— Problem description —
Copy out every entry that follows, without a single picture.

- - - - -

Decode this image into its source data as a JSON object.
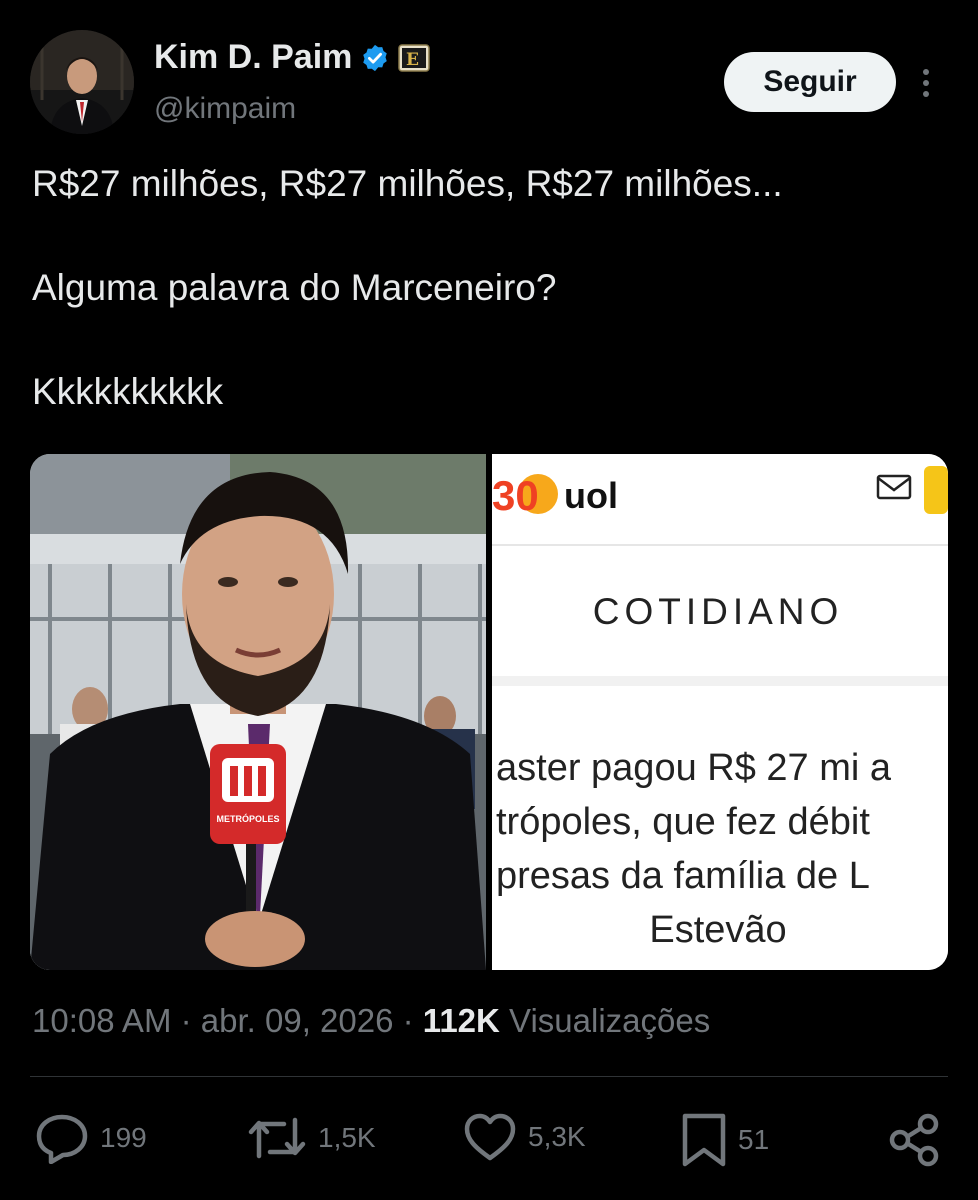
{
  "author": {
    "name": "Kim D. Paim",
    "handle": "@kimpaim",
    "verified_color": "#1d9bf0"
  },
  "follow_label": "Seguir",
  "tweet": {
    "line1": "R$27 milhões, R$27 milhões, R$27 milhões...",
    "line2": "Alguma palavra do Marceneiro?",
    "line3": "Kkkkkkkkkk"
  },
  "media": {
    "mic_brand": "METRÓPOLES",
    "article": {
      "brand_number": "30",
      "brand": "uol",
      "section": "COTIDIANO",
      "headline_lines": [
        "aster pagou R$ 27 mi a",
        "trópoles, que fez débit",
        "presas da família de L",
        "Estevão"
      ]
    }
  },
  "meta": {
    "time": "10:08 AM",
    "sep1": "·",
    "date": "abr. 09, 2026",
    "sep2": "·",
    "views": "112K",
    "views_label": "Visualizações"
  },
  "actions": {
    "replies": "199",
    "reposts": "1,5K",
    "likes": "5,3K",
    "bookmarks": "51"
  },
  "icons": [
    "reply-icon",
    "repost-icon",
    "like-icon",
    "bookmark-icon",
    "share-icon",
    "mail-icon",
    "more-icon",
    "verified-icon",
    "affiliate-badge-icon"
  ]
}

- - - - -

— Result of the exercise —
Decode this image into its source data as a JSON object.
{
  "author": {
    "name": "Kim D. Paim",
    "handle": "@kimpaim",
    "verified_color": "#1d9bf0"
  },
  "follow_label": "Seguir",
  "tweet": {
    "line1": "R$27 milhões, R$27 milhões, R$27 milhões...",
    "line2": "Alguma palavra do Marceneiro?",
    "line3": "Kkkkkkkkkk"
  },
  "media": {
    "mic_brand": "METRÓPOLES",
    "article": {
      "brand_number": "30",
      "brand": "uol",
      "section": "COTIDIANO",
      "headline_lines": [
        "aster pagou R$ 27 mi a",
        "trópoles, que fez débit",
        "presas da família de L",
        "Estevão"
      ]
    }
  },
  "meta": {
    "time": "10:08 AM",
    "sep1": "·",
    "date": "abr. 09, 2026",
    "sep2": "·",
    "views": "112K",
    "views_label": "Visualizações"
  },
  "actions": {
    "replies": "199",
    "reposts": "1,5K",
    "likes": "5,3K",
    "bookmarks": "51"
  },
  "icons": [
    "reply-icon",
    "repost-icon",
    "like-icon",
    "bookmark-icon",
    "share-icon",
    "mail-icon",
    "more-icon",
    "verified-icon",
    "affiliate-badge-icon"
  ]
}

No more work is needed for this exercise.